The last correction is for density altitude. You may have noticed by now that these corrections are applied in the reverse order of what you've seen in certified aircraft flight manuals. When you calculate a takeoff distance on the FAA written test, you are essentially adjusting a sea level-standard day-standard weight takeoff distance to get an actual takeoff distance for your current conditions. What we are trying to do is back up from actual takeoff distances to that sea level-standard day-standard weight takeoff distance.

Anyway, the formula is derived from Herrington, page 6-14.

where

s_{std} | takeoff distance corrected for density, final standard distance |

s_{wt} | takeoff distance corrected for weight |

_{s} | density ratio at standard altitude |

_{t} | actual density ratio |

density exponent | exponent which gives best results |

Analysis of the manufacturers' data gives typical values for the density exponent.

Exponent | Source |
---|---|

-2.34 | Beech |

-3.73 | Piper |

-2.4 | Cessna |

-2.4 | Herrington |

Again, follow the same procedure as stated above to determine the exponent. The density ratio is the ratio of the local density to the sea level density. There are two ways that you can find the density ratios, depending on what data you have. If you know your density altitude, you can use

where H_{D}is the density altitude. To calculate _{s},
use the altitude that you want to standardize your data to (usually
sea level) for H_{D}. If you don't know your density altitude,
but you do know your pressure altitude (set your altimeter to
29.92) and outside air temperature, you can use this method:

Boy, I hope so. Otherwise my project will be in trouble. Ideally,
after correcting for each of these conditions, all takeoffs would
standardize to one distance. However, because of slight differences
in pilot technique, there will still be some scatter. To effectively
apply this technique requires a * lot* of data. I hope
to report back on my results in a later newsletter. It should
be interesting to see how this exponent business works out. In
the mean time, if you want to come out to Meadowlake Airport and
collect some actual high altitude takeoff data, Penny and I have
a room open to any Chapter 1000 (or 49) member. Maybe you could
even see what will likely by the only flying example of the Orion
in the U.S., powered by a converted Chevy engine.

For the rest of the story, check out A Low Cost Method For Generating Takeoff Ground Roll Charts From Flight Test Data (Society of Flight Test Engineers (SFTE) Paper, November 1996)

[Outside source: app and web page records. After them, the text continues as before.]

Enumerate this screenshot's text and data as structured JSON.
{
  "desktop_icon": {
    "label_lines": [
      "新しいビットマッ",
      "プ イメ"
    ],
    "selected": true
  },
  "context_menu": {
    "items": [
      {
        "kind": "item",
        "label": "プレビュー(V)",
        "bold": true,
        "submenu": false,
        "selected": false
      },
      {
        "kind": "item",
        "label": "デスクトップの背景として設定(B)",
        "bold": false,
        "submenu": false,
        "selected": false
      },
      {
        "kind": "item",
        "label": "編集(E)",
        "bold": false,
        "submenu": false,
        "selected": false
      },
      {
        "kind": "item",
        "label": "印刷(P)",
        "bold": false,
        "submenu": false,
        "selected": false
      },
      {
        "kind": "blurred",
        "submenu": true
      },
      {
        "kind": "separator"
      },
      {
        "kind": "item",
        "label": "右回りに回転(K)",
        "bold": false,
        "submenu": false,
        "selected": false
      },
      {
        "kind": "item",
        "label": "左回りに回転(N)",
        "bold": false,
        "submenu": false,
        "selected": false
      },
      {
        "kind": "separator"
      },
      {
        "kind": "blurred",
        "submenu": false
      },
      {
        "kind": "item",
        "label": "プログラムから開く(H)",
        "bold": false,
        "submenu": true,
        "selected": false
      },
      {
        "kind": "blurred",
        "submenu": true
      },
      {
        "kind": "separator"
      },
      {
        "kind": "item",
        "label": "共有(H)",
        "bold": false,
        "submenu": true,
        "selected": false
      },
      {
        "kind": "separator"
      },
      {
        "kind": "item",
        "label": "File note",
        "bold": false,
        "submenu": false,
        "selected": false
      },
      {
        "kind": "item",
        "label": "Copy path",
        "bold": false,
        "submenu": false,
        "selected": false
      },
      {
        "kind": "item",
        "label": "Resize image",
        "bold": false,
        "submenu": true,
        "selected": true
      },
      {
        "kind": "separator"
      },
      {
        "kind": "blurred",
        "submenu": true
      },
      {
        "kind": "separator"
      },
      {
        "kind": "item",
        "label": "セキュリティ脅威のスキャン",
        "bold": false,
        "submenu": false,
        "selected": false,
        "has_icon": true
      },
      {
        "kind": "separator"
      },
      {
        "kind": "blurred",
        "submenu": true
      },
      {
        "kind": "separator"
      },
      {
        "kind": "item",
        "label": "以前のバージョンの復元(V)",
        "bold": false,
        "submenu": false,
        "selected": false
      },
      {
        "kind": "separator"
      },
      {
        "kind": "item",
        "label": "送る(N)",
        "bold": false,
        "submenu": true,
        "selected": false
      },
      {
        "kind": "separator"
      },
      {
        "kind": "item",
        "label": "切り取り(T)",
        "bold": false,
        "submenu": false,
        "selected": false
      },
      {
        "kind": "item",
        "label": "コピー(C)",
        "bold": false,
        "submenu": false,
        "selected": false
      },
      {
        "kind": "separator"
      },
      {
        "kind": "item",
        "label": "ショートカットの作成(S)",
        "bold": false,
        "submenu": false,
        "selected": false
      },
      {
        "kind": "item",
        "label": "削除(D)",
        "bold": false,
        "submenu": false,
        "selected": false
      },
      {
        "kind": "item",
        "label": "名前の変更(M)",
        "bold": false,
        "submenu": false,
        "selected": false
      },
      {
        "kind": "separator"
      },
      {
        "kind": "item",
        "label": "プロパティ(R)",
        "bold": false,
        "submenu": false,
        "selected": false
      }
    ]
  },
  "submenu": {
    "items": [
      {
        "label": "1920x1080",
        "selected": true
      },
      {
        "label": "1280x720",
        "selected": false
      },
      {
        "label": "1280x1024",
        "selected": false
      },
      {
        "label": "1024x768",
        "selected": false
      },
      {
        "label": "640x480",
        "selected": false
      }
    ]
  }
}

- Herrington, et. al.,
*Flight Test Engineering Handbook*, AF Technical Report 6273, Air Force Flight Test Center, Edwards AFB, 1966. - Beechcraft Sundowner Flight Manual
- Beechcraft Sierra Flight Manual
- Piper Tomahawk Flight Manual
- Piper Archer II Flight Manual
- Cessna T-41C/D Flight Manual

EAA Chapter 1000 Home Page E-Mail: Web Site Director Russ Erb at erbman@pobox.com

URL: http://www.eaa1000.av.org/technicl/takeoff/takeoff.htm

Contents of The Leading Edge and these web pages are the viewpoints of the authors. No claim is made and no liability is assumed, expressed or implied as to the technical accuracy or safety of the material presented. The viewpoints expressed are not necessarily those of Chapter 1000 or the Experimental Aircraft Association.

Revised -- 22 February 1997